Meanwhile, Brazil’s Conselho Monetário Nacional approved a plan to revive and upgrade the nation’s coffee plantations by adding 150 million trees during 1977/78, bringing the total to 3,000,000,000 trees and an output of 28 million bags by 1980. So there is no fear of coffee going off the scene. Although this popular beverage now is more costly, yesterday’s enjoyment of coffee remains with us today.

Physical Fitness and You

Physical fitness is to the human body what fine-tuning is to an engine. It is not a race, it’s a pursuit. In its most general meaning, physical fitness is a general state of good physical health. It is a foundation for a long and successful life.Continue reading: Physical Fitness and You

Trouble Free Cooking?

Believe it or not, trouble free cooking is a common desire around the world. Even those among us who love cooking and eating almost equally will be the first to confess that being able to cook without the worry of creating a mess, spilling, or burning would be a blessing. Truthfully speaking there really is no such thing as trouble free cooking though there are things you can do that will take a good deal of trouble out of your cooking.Continue reading: Trouble Free Cooking?

Process the remaining Bread

Before the expiration date, if the rest of the bread immediately, so as not to be wasted. Even if almost expired, delicious leftover bread made ​​what are ya?

crusty bread
Cut bread with 2 cm thick, rub with butter and sprinkle sugar. Tata on a baking sheet and bake in a preheated oven at 100 degrees Celsius for 30 minutes. Do not forget to be inverted so that dry bread evenly.

Strik bread
Cut bread as crusty bread, spread with butter, then sprinkle the parmesan cheese.
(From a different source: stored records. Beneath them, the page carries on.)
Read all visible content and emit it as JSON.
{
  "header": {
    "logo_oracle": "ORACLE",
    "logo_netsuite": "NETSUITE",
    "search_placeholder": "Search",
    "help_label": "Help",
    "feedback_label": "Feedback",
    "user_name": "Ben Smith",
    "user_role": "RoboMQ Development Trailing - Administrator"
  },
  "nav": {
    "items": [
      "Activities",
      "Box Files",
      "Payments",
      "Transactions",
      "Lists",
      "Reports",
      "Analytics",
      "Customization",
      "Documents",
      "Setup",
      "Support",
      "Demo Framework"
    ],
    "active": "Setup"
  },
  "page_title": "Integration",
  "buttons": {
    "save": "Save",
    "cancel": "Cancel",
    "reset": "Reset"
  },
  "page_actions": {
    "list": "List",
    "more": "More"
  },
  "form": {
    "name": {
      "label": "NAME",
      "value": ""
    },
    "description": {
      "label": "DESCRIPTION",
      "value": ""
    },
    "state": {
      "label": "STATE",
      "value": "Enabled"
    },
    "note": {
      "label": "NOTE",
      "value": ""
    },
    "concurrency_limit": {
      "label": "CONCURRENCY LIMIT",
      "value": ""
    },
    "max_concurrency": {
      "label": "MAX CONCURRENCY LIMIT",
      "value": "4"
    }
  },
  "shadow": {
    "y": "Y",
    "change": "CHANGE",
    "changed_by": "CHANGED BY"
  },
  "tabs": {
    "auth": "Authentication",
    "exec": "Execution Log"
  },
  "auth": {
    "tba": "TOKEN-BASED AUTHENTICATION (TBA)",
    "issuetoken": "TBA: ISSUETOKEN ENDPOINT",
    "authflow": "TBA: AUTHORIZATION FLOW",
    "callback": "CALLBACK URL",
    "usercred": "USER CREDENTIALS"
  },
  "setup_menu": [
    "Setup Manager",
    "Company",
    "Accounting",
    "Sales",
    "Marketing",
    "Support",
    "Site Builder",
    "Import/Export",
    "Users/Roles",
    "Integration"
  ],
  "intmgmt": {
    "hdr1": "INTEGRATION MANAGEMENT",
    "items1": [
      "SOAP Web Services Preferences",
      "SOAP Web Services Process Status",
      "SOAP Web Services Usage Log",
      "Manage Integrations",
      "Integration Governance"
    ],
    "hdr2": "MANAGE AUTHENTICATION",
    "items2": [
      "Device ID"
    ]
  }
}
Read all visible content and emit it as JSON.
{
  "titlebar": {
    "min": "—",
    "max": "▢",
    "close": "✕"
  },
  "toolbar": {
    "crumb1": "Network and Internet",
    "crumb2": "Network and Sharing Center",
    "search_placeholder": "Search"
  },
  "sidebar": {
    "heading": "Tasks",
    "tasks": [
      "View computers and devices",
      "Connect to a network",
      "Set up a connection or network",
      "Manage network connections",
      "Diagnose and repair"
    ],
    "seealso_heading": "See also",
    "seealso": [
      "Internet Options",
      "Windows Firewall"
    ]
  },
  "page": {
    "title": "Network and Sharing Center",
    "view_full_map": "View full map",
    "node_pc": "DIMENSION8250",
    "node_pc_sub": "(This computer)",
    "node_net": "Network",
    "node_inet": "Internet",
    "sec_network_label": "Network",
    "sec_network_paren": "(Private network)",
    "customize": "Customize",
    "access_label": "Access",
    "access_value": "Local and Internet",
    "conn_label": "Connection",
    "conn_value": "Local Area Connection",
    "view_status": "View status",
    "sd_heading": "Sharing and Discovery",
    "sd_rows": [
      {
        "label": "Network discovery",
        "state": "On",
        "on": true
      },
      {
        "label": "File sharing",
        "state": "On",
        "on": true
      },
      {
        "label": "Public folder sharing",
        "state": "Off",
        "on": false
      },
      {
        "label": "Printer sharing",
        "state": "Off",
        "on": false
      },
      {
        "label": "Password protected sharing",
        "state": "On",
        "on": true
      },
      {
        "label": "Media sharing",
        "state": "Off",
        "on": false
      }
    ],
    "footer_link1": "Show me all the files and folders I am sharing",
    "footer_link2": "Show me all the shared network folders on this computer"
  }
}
Bake in a preheated oven at 100 degrees Celsius for 30 minutes.

Pee bread
Stir pieces of white bread with thick coconut milk with sugar to taste. Degan be added coconut or banana slices dredged horn. Spoon the mixture into the banana leaves with a stick pin. Steam until cooked and serve when cool.

bread pudding
This pudding is made from pieces of white bread plus milk, and sugar to taste. The batter is poured into a heat resistant dish. To garnish sprinkle sliced ​​almonds or raisins. Ddalam bake oven until cooked.

Well, now you can snack and a variety of delicious dessert that can be enjoyed with loved ones. Good luck.

Books on Candle Making

Making your own candles is a favorite craft and hobby many individuals. They find the process to be enjoyable and relaxing. Candle makers have been know to turn to their hobby in times of stress. For some candle makers, once they learn the basics they are ready for new challenges. Purchasing books on candle making can provide you with everything from basic instructions, tips, and creative ideas to make beautiful candles. Most candle making books offer wonderful illustrations as well as step by step instructions.Continue reading: Books on Candle Making

Pork and chicken dumplings

Pork and chicken dumplingsIngredients

150g pork mince
150g chicken mince
1 Tbsp light soy sauce
1 Tbsp oyster sauce
½ tsp sesame oil
1 Tbsp finely chopped ginger
½ cup water chestnuts, chopped
6 shiitake mushrooms (300g), finely sliced
2 spring onions, finely sliced
25 fresh white round wonton wrappers
2 Tbsp vegetable oil

Sauce

¹⁄³ cup light soy sauce
1 chilli, finely sliced
2cm-piece ginger,
cut into fine strips
1 tsp sugar
½ tsp sesame oil

Method

1 Combine pork and chicken mince, soy, oyster sauce, sesame oil, ginger, chestnut, mushroom and onion in a bowl. Mix until well combined.
2 Lay 5 wrappers on a clean bench. Using your fingertip, wet the outside edges with a little water. Put about 3 teaspoons of mince filling in the centre of each wrapper. Fold over to encase filling. Overlap edges in little pleats. Gently flatten base slightly so dumplings stand up. Repeat 4 times with remaining wrappers and filling.
3 Heat a non-stick frypan. Add a little oil. Fry dumplings in batches for about 1 minute or until base is crisp. Add 1 cup hot water, cover and cook for 5-6 minutes or until water has evaporated and dumplings are tender. Remove and keep warm.
4 To make sauce: Combine ingredients. Serve in dipping bowl or over the dumplings.